TASK OBJECTIVE - Repeat these records exactly, pictures excluded.

-- RECORD SET follows --

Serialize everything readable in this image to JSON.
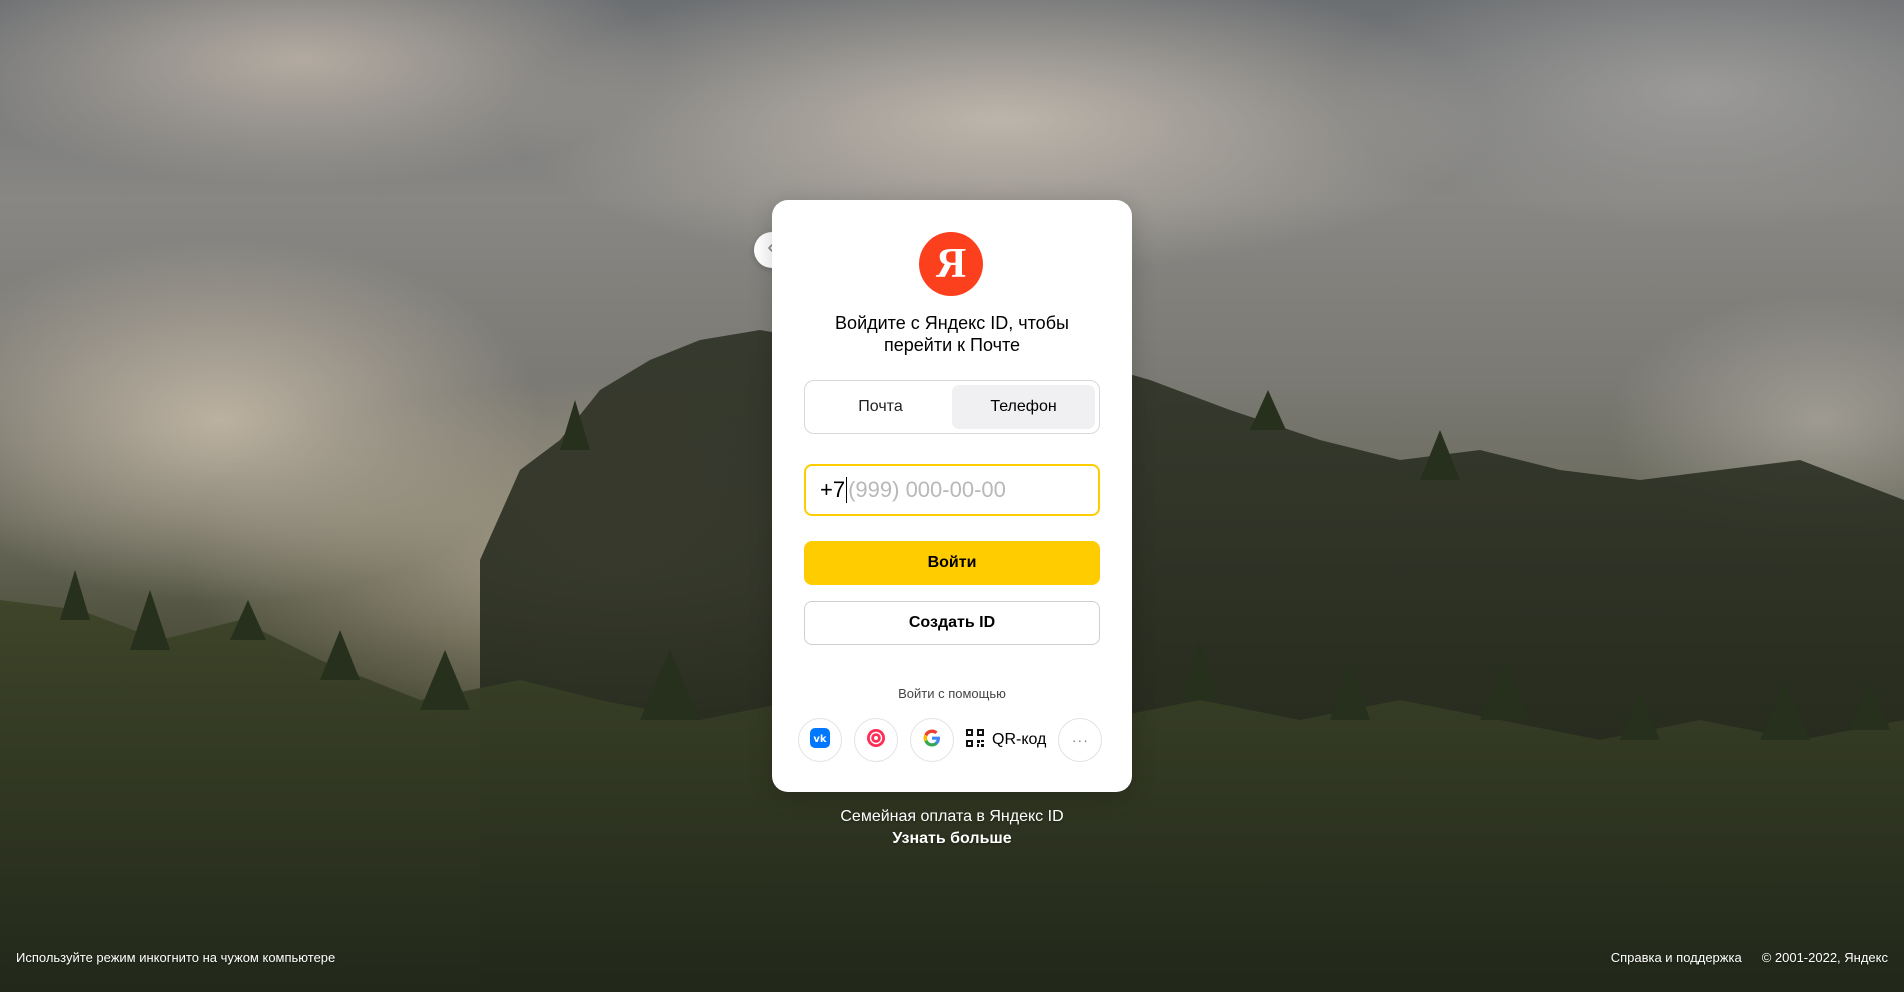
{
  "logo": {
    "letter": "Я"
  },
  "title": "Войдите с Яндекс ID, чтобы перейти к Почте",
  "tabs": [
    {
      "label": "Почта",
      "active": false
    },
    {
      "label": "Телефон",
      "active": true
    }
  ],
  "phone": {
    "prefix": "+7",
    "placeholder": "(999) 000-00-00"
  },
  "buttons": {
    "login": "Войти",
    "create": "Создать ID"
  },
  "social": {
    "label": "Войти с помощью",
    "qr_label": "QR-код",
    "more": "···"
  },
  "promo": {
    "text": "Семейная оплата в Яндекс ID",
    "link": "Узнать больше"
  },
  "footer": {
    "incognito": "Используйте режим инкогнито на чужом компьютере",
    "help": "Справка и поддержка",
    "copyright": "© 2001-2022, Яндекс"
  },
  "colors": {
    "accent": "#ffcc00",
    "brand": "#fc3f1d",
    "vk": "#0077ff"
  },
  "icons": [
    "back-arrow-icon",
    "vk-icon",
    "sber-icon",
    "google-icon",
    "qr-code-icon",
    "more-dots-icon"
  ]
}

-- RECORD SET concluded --

PROBLEM SOLUTION -
Serialize everything readable in this image to JSON.
{
  "logo": {
    "letter": "Я"
  },
  "title": "Войдите с Яндекс ID, чтобы перейти к Почте",
  "tabs": [
    {
      "label": "Почта",
      "active": false
    },
    {
      "label": "Телефон",
      "active": true
    }
  ],
  "phone": {
    "prefix": "+7",
    "placeholder": "(999) 000-00-00"
  },
  "buttons": {
    "login": "Войти",
    "create": "Создать ID"
  },
  "social": {
    "label": "Войти с помощью",
    "qr_label": "QR-код",
    "more": "···"
  },
  "promo": {
    "text": "Семейная оплата в Яндекс ID",
    "link": "Узнать больше"
  },
  "footer": {
    "incognito": "Используйте режим инкогнито на чужом компьютере",
    "help": "Справка и поддержка",
    "copyright": "© 2001-2022, Яндекс"
  },
  "colors": {
    "accent": "#ffcc00",
    "brand": "#fc3f1d",
    "vk": "#0077ff"
  },
  "icons": [
    "back-arrow-icon",
    "vk-icon",
    "sber-icon",
    "google-icon",
    "qr-code-icon",
    "more-dots-icon"
  ]
}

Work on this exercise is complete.